Rochester Hills, Mich (September 14, 2020) - Heating, ventilation and air conditioning (HVAC) units, as well as large electrical units, are rarely noticed, but enrich our lives every day. These units have different functions, but the same basic construction. Their exteriors are usually a six-sided, metal cabinet consisting of fixed exterior panels and close-out panels designed to house, protect, transport, and allow service to the working components inside. One of the final assembly steps is attaching loose exterior panels to the unit.
Each panel may feature multiple attachment points, all requiring a time-consuming assembly action that could potentially cause an employee injury or potential damage to the interior components. Now consider an alternative assembly process, one where the final assembly takes place safely outside the unit and several fasteners can be engaged in one quick assembly motion. The efficiency gains and cost savings that this would create are massive.
This scenario is just one of the challenges that the sales and engineering community of ARaymond tackle every day as they develop assembly solutions.

Snap-fit design

With large-scale cabinets or units, several joints or attachments are needed to securely assemble each exterior panel. The exterior panels are usually flat and assemble to the cabinet shell. The shell of the metal cabinet consists of three to four sides (or top and bottom) formed into a cube from one piece of sheet metal. Material from the perimeter of the completed sides will be formed 90° to create a flange. It is onto the flange that the exterior panels can be attached. The number of attachment points required depends on the size of the unit. 
“So, for example, let’s just say you need eight connection points around the perimeter of a side to secure the panel properly,” said Bob Taylor, Product Line Manager with ARaymond. “That means if you use the traditional nut and bolt assembly method, or even a specialty nut and bolt, you still have the responsibility of going through eight different locations in a single assembly. Eight assembly points equals eight cumbersome employee assembly actions, eight opportunities to cause damage to the unit, and eight possibilities of employee injury.” 
Fortunately, the global engineering team at ARaymond believes there are better solutions that offer quick installation and long-term durability. To that end, ARaymond offers three different “snap- fit” fastening options that could be considered for attaching two sheet-metal surfaces, solving the above-mentioned assembly challenge. 
 “Snap-fit designs are especially useful in the automotive sector because they work well with injected molded trim pieces with multiple attachment points,” Taylor said. “Traditional snap-fit designs are usually a plastic-to-plastic or plastic-to-metal attachment. However, for a metal enclosure attachment, as discussed here, it’s usually a metal-to-metal attachment.” 

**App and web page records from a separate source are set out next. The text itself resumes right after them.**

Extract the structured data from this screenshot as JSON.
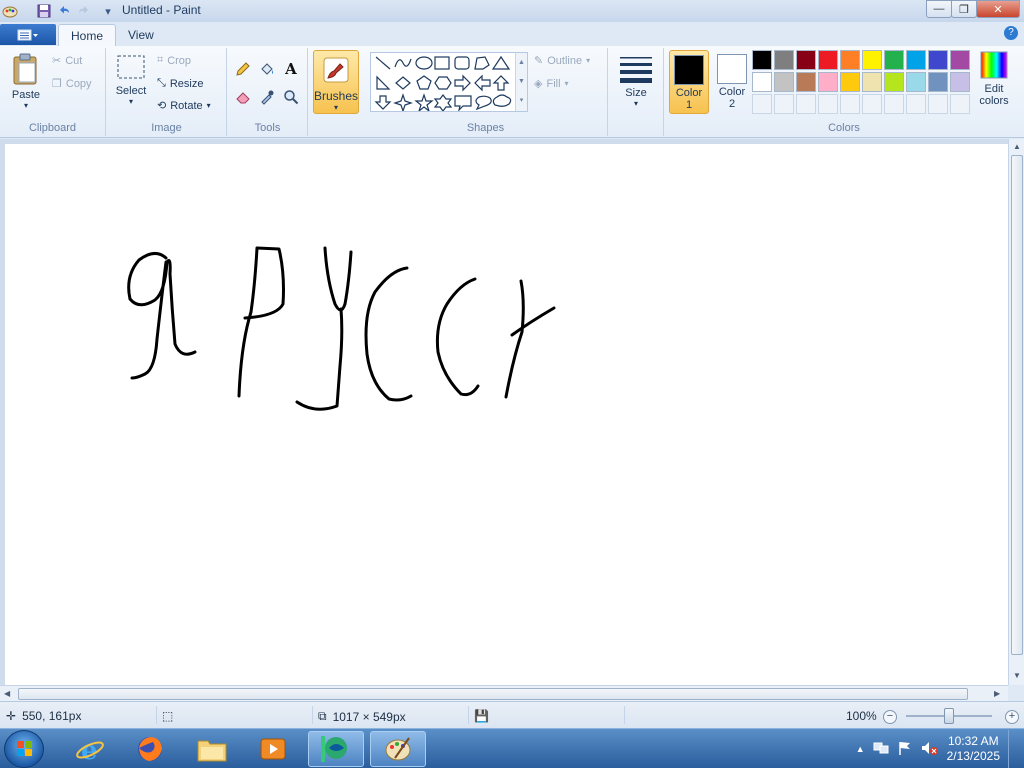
{
  "window": {
    "title": "Untitled - Paint",
    "minimize": "—",
    "maximize": "❐",
    "close": "✕"
  },
  "quick_access": {
    "menu_arrow": "▾"
  },
  "tabs": [
    {
      "label": "Home",
      "active": true
    },
    {
      "label": "View",
      "active": false
    }
  ],
  "help_glyph": "?",
  "groups": {
    "clipboard": {
      "label": "Clipboard",
      "paste": "Paste",
      "cut": "Cut",
      "copy": "Copy"
    },
    "image": {
      "label": "Image",
      "select": "Select",
      "crop": "Crop",
      "resize": "Resize",
      "rotate": "Rotate"
    },
    "tools": {
      "label": "Tools",
      "text_glyph": "A"
    },
    "brushes": {
      "label": "Brushes"
    },
    "shapes": {
      "label": "Shapes",
      "outline": "Outline",
      "fill": "Fill"
    },
    "size": {
      "label": "Size"
    },
    "colors": {
      "label": "Colors",
      "color1_line1": "Color",
      "color1_line2": "1",
      "color2_line1": "Color",
      "color2_line2": "2",
      "color1_value": "#000000",
      "color2_value": "#ffffff",
      "edit_line1": "Edit",
      "edit_line2": "colors",
      "palette_row1": [
        "#000000",
        "#7f7f7f",
        "#880015",
        "#ed1c24",
        "#ff7f27",
        "#fff200",
        "#22b14c",
        "#00a2e8",
        "#3f48cc",
        "#a349a4"
      ],
      "palette_row2": [
        "#ffffff",
        "#c3c3c3",
        "#b97a57",
        "#ffaec9",
        "#ffc90e",
        "#efe4b0",
        "#b5e61d",
        "#99d9ea",
        "#7092be",
        "#c8bfe7"
      ]
    }
  },
  "status": {
    "cursor_pos": "550, 161px",
    "image_size": "1017 × 549px",
    "zoom": "100%",
    "zoom_minus": "−",
    "zoom_plus": "+"
  },
  "taskbar": {
    "time": "10:32 AM",
    "date": "2/13/2025",
    "tray_arrow": "▲"
  }
}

The products

1. The right-angle trim clip.

This component clips on to the edge of the exterior panel and into a hole on the flange. Self-equalized retaining legs are formed into a dart-type configuration for
easy mounting — and to assure a snug, rattle-free installation. The darts would align to all eight of the corresponding holes in the flange, and all eight fasteners would be assembled at once.

2. The edge-mounted stud receiver.

This fastener has a self-aligning feature that snaps into a hole onto the flange. A specified stud is welded or assembled to the exterior panel. During final assembly, it’s necessary to align all of the studs with the retention feature on the edge-mounted clip. Once aligned, simply push them all in at once and they will ‘bite’ into the stud. In this case, the stud can be either smooth or threaded.

3. The hole-mounted stud receiver.

Typically used to attach trim strips, access plates, or any application where removability is a factor to a panel; the part snaps into the panel hole first and
then accepts a stud. As with the other options, simply insert the clips into a hole in the flange, align the stud properly with the fasteners and push the components together. A threaded or smooth stud can be used.  

Of the three styles, options 1 and 3 can be considered for more aesthetic panels, while option 2 can be considered in more structural applications.

Advantages of snap fit designs

1. Assembly

A simple installation process that allows for multiple joints to be fastened at one time, with a simple snap of a clip. 

2. Ergonomic benefits

These fasteners are installed from the exterior of the unit, creating a safer assembly environment. Awkward body positioning is eliminated and the number of assembly actions are reduced. 

3. Finish

generally, these types of attachments provide a clean surface finish without any exposed screws or holes. Overall, the final assembly is smooth and looks clean.
Ideally, for any application, it’s important to consult with the manufacturer of the fastener directly and early in the product design stage to ensure the components used are the best ones for the application. 
“Too often, we encounter projects where the fastener was considered last, designed or selected incorrectly for an application, and then when the fastener fails to work or hold up properly, it tends to get blamed,” Taylor said. “Far too often, the design or assembly method is the root cause of the issue, not the fastener. This is particularly important for snap-fit designs.”

About ARaymond

ARaymond Industrial, part of the global ARaymond Network, has been an expert in plastic and metal assembly solutions for more than 150 years. The company’s overriding objective is the creation of sustainable value for its customers, partners and employees. Throughout its history, ARaymond has learned how important it is to innovate intelligently — working on advanced assembly solutions for tomorrow while drawing on its vast experience and knowledge.